EXERCISE MATERIALS:
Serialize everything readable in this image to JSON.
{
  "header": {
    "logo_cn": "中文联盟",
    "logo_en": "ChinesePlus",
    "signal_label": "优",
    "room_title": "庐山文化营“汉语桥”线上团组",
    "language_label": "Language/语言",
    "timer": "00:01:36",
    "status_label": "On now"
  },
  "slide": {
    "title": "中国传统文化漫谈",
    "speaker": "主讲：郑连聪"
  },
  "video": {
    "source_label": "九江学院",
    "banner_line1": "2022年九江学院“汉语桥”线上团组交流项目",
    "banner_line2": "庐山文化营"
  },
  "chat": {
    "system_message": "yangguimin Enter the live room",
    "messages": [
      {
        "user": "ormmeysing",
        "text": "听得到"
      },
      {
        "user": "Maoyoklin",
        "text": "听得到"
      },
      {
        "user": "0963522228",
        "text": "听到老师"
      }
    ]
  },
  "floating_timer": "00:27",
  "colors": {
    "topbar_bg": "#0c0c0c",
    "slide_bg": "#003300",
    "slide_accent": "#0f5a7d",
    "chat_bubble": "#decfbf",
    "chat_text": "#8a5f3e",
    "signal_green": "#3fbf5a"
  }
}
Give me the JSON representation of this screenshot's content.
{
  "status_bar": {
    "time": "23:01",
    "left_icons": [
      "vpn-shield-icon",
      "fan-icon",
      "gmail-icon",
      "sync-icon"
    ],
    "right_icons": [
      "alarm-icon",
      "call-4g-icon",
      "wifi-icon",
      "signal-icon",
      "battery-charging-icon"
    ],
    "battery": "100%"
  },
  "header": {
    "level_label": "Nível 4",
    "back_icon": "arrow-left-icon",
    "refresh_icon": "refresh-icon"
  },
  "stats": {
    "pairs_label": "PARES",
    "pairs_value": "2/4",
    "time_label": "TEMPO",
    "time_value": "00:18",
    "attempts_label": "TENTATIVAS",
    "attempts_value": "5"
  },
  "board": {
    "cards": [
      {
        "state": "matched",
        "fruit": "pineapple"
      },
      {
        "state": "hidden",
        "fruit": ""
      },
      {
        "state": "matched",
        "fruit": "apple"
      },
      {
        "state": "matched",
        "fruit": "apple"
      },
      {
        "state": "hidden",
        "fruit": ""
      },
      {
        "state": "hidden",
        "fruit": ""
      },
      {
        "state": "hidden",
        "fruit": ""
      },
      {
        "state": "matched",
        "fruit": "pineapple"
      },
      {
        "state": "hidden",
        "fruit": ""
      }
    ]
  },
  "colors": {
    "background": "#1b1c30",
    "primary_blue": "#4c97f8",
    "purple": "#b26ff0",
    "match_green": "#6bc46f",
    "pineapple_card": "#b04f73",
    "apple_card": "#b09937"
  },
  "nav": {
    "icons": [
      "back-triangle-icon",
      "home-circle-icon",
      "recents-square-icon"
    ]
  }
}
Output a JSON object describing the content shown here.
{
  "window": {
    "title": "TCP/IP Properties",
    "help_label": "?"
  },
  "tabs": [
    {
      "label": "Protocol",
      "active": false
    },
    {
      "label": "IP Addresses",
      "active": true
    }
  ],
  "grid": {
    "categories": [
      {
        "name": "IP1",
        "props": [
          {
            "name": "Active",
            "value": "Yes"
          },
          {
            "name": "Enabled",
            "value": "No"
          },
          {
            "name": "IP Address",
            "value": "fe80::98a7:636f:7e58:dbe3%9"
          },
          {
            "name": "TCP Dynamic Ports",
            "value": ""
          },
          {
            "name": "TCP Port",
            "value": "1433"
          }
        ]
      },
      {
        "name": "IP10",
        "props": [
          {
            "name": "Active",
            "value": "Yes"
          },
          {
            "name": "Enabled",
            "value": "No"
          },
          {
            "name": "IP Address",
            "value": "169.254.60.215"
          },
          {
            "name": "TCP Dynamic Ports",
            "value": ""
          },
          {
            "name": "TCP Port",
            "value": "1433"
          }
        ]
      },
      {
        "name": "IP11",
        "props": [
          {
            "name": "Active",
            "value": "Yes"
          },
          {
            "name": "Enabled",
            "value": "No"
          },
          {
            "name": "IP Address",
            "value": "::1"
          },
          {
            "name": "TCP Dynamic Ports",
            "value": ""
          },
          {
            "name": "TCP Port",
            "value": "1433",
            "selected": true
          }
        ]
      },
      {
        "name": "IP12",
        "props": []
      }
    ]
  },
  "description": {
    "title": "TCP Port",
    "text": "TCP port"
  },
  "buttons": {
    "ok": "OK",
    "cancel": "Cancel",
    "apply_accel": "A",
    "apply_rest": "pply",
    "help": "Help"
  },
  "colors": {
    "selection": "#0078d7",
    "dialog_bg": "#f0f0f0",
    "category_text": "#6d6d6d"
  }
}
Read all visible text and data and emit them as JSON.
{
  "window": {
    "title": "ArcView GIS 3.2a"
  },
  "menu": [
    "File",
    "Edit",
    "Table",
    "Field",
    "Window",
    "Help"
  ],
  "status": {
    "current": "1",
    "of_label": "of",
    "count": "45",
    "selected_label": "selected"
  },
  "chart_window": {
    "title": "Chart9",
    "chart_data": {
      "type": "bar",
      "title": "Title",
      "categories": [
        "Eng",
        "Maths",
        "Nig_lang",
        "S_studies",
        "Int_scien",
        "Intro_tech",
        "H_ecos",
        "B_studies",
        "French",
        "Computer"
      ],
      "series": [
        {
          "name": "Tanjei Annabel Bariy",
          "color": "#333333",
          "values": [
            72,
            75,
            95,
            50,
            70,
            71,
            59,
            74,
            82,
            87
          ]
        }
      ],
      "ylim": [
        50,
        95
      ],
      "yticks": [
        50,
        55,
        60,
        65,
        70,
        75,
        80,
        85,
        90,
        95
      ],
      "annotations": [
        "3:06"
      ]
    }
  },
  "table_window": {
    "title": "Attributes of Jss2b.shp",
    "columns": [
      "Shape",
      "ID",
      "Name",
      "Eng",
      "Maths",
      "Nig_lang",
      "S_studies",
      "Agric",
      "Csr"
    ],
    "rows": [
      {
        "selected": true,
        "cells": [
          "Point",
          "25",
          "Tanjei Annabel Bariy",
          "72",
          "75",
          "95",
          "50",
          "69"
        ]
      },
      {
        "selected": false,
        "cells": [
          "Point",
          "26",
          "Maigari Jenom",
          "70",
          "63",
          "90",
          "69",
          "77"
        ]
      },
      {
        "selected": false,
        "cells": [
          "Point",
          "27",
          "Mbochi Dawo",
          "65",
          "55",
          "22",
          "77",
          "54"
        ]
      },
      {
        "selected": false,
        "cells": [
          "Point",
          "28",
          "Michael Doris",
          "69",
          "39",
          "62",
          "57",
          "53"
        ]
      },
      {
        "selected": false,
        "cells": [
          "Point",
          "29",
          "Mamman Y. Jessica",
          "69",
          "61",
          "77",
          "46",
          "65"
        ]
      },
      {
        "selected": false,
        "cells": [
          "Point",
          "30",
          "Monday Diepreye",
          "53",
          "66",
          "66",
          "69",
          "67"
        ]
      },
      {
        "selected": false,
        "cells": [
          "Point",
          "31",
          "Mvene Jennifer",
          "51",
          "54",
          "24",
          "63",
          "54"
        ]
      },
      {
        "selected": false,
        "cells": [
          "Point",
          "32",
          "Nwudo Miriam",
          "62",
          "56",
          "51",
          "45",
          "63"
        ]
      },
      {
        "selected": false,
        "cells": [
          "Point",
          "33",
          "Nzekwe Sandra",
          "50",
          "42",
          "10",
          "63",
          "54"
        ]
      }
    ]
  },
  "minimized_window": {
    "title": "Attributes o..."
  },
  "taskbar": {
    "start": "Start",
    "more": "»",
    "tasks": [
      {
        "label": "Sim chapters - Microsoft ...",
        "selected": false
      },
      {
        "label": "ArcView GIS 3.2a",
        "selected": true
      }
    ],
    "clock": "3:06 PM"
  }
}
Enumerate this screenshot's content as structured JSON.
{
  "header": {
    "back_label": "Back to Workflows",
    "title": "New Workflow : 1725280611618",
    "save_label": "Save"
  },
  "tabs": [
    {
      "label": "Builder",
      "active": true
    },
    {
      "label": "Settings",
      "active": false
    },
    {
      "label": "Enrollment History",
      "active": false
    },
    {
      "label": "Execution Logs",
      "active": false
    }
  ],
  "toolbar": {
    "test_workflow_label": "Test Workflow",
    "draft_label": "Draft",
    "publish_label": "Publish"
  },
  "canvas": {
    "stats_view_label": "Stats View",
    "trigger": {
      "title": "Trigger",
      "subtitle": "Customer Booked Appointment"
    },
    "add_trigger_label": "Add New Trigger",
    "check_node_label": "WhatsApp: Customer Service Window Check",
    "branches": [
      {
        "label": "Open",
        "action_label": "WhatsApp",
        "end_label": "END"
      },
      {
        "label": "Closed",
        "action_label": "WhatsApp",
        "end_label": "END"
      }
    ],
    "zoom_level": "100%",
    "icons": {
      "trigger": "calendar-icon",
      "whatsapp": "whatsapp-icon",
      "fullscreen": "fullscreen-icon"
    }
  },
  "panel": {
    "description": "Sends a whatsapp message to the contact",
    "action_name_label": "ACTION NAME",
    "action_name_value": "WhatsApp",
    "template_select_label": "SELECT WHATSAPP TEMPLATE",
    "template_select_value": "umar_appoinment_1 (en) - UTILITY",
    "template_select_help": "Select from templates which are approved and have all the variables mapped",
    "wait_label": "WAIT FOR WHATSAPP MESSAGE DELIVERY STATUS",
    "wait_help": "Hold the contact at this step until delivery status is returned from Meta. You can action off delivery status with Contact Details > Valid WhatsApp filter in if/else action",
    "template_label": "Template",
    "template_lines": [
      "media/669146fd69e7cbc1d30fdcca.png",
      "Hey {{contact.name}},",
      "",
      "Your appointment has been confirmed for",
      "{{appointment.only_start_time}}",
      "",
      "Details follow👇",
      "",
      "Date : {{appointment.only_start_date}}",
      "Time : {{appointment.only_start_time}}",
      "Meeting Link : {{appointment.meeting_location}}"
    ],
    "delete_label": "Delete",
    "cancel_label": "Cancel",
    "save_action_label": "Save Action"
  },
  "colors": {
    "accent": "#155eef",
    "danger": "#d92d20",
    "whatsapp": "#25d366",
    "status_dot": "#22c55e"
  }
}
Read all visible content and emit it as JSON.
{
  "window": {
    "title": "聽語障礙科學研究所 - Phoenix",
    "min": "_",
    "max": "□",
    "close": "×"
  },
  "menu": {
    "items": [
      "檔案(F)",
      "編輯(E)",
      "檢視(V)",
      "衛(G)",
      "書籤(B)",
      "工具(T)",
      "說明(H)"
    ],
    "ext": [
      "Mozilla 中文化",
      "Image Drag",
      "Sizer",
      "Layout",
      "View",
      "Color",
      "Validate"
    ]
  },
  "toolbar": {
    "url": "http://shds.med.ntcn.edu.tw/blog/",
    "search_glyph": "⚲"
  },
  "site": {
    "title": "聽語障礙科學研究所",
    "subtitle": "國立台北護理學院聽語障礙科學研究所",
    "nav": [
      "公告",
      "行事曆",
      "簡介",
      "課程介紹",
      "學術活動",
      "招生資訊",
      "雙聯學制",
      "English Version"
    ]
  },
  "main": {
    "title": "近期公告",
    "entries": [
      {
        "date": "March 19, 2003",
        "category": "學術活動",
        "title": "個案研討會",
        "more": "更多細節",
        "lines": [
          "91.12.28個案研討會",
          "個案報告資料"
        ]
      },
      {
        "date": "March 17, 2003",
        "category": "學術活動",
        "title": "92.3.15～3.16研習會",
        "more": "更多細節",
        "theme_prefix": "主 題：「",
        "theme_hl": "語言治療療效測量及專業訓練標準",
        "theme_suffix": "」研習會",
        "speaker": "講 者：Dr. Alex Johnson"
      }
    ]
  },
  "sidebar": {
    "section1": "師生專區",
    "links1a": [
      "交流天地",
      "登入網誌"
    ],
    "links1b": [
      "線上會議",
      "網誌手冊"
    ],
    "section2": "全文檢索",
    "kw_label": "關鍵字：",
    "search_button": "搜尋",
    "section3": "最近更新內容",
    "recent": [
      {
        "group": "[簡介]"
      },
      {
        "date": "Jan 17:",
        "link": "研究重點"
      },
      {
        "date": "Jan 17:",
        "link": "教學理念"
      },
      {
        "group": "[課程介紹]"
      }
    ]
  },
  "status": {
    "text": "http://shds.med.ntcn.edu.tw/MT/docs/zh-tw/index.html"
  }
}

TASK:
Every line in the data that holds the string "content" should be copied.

ANSWER FOR THIS EXERCISE:
Give me the JSON representation of this screenshot's content.
Output a JSON object describing the content shown here.
Enumerate this screenshot's content as structured JSON.
Read all visible content and emit it as JSON.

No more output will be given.